“‘Why do you stop here?’ asked Flaps. ‘If you had any pluck at all you would run away.’
“‘Ah! Perhaps so–but who has enough courage for such a desperate step?’ sighed the young cockerels. ‘Why, you yourself are no more courageous than we, else why do you stop here chained up all day, and allow those tiresome children to come and tease you?’
“‘Well,’ replied the dog, ‘I earn a good livelihood by putting up with these small discomforts, and besides that, I am not going to be set twisting on a spit. However, if you particularly wish it, we can go away somewhere together; but if we do, I may as well tell you at once, that you will have to feed me.’
“The cockerels, fired by this bold advice, betook themselves at once to the henroost with the courage of young lions; and after a short but animated discussion, persuaded the whole of the cocks and hens to run away and to take Flaps as protector of the community.

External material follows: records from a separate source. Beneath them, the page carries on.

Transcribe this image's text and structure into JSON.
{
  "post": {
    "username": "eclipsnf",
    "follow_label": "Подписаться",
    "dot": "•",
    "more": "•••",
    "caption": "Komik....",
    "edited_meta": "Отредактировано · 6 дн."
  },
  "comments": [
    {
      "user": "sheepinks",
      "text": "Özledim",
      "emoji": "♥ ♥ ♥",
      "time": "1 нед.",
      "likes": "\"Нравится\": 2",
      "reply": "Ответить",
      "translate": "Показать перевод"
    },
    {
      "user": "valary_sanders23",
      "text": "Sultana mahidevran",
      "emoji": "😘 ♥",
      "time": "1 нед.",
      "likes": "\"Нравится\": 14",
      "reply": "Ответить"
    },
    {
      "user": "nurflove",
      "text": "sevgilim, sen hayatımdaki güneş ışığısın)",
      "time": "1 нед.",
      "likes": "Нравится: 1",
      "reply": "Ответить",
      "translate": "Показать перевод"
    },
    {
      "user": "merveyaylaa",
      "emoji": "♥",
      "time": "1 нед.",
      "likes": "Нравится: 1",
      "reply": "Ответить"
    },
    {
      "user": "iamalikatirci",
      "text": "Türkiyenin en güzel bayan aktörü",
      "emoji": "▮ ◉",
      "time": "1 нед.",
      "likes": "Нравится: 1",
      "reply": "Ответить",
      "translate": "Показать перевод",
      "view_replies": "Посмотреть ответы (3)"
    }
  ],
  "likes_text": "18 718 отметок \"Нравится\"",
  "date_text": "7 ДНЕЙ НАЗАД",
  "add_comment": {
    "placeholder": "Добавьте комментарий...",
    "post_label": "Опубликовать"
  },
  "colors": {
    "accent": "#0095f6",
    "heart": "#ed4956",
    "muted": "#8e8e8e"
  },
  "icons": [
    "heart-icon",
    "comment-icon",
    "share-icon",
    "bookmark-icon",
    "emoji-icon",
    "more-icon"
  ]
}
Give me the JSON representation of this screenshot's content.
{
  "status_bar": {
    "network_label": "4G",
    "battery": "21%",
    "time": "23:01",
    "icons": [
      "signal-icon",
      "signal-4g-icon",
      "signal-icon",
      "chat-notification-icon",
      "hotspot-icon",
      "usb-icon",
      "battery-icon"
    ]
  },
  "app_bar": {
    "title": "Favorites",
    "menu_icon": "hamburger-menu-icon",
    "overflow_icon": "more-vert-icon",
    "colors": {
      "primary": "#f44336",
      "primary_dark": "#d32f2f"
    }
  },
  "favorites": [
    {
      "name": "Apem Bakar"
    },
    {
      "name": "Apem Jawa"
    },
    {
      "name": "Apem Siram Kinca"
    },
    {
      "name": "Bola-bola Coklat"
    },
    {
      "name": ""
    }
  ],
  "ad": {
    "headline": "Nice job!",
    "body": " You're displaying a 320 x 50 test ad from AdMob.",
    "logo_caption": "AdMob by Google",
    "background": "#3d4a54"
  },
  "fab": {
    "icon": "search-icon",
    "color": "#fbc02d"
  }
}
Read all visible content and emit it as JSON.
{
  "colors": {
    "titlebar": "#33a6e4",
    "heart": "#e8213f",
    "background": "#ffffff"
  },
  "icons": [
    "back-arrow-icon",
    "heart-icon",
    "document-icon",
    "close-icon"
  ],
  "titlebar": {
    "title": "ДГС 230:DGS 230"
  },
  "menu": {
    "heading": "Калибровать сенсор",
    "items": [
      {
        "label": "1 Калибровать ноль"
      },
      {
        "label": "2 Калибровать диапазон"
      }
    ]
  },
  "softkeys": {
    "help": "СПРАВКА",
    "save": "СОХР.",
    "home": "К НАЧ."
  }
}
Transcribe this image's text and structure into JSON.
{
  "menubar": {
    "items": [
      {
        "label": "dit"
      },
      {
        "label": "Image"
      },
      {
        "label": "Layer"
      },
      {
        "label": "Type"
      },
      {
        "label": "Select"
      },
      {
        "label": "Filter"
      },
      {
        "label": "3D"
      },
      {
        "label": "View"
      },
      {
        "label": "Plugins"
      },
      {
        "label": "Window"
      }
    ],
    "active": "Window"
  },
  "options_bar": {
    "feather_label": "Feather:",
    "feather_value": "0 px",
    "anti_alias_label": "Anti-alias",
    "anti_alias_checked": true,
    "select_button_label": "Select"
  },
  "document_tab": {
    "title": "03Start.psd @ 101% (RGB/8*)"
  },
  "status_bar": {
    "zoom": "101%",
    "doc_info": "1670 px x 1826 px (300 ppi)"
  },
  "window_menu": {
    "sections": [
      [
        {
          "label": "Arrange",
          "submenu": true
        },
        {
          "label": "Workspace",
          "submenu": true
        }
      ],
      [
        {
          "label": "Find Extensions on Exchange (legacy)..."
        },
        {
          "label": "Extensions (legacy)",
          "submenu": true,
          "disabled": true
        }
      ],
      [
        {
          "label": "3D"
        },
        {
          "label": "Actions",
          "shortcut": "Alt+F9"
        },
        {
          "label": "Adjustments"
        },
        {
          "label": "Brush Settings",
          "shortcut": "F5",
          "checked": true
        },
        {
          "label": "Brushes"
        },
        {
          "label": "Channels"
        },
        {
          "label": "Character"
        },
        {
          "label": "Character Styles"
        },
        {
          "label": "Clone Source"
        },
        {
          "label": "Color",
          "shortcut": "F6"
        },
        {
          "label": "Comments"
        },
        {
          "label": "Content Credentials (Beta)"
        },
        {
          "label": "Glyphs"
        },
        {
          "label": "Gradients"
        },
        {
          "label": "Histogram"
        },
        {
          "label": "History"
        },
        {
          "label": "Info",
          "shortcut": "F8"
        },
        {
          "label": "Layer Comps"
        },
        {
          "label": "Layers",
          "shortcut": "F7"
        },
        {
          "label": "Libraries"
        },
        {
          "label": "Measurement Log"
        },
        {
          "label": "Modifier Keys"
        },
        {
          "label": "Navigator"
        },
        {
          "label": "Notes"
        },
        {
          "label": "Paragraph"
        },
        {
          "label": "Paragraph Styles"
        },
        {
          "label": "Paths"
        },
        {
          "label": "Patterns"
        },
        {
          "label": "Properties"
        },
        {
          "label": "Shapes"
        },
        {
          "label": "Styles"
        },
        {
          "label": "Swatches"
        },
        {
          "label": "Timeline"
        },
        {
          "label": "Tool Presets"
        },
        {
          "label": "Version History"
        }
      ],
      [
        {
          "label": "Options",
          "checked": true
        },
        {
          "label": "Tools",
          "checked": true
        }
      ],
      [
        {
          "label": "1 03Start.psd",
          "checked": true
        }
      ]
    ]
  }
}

“When darkness fell, the dog was unchained for the night as usual, and as soon as the coast seemed clear, he went to the henhouse, pushed back the sliding door with his nose, and let them all out.
“Then he and the whole company stole away as quietly as possible through the yard-gate, away out into the open country.
“The fowls flew and wandered on, the livelong night, perfectly happy in their freedom, and feeding themselves from the sheaves of corn that stood in the stubble-fields.
“Whenever Flaps felt hungry, the hens laid him a couple of eggs or so which he found far nicer than barley-meal and dog-biscuit.
“When they passed through thinly-populated places where they were not likely to be observed, they marched gaily forward; but whenever there was a chance of danger, they only travelled by night.
“Meanwhile the cook went early in the morning to kill the chickens; but on finding the whole place as empty as Mother Hubbard’s cupboard, she fell into a violent fit of hysterics, and the kitchen-maid and pig-boy had to put her under the pump, and work it hard for a quarter of an hour before they could revive her.
“After some days’ journeying, the wanderers arrived at a large desolate-looking heath, in the middle of which stood an old weather-beaten house, apparently uninhabited. Flaps was sent forward to examine it, and he searched from garret to cellar without finding a trace of a human being. The fowls then examined the neighbourhood for two whole days and nights with a like result, and so they determined to take up their abode in the dwelling.
“In they trooped, and set themselves to work to turn it into a strong castle, well fortified against all danger. They stopped up the holes and cracks with tufts of grass, and piled a wall of big and little stones right round the house. When the repairs were completed they called it Hencastle.
“During the autumn some of the fowls ventured forth into the cornfields that lay near the haunts of men, and collected a store of grain to supply them with food during the winter. They kept it on the floor of a loft, and when spring came they sowed the remainder of the stock in a field, where it produced such an abundant crop that they had plenty of provisions for the following winter.
“Thus they lived a peaceful and happy life, which was so uneventful that it has no history; and Mark, the watchman, who always stood on the coping-stone of the highest chimney to act as sentinel, used constantly to fall asleep, partly from sheer boredom, and partly from the combined effects of old age, good living, and having nothing on earth to do. Flaps, too, who had undertaken to guard the castle against intruders, and who at first used to patrol the house carefully inside and out every night, soon came to the conclusion that the game was not worth the candle.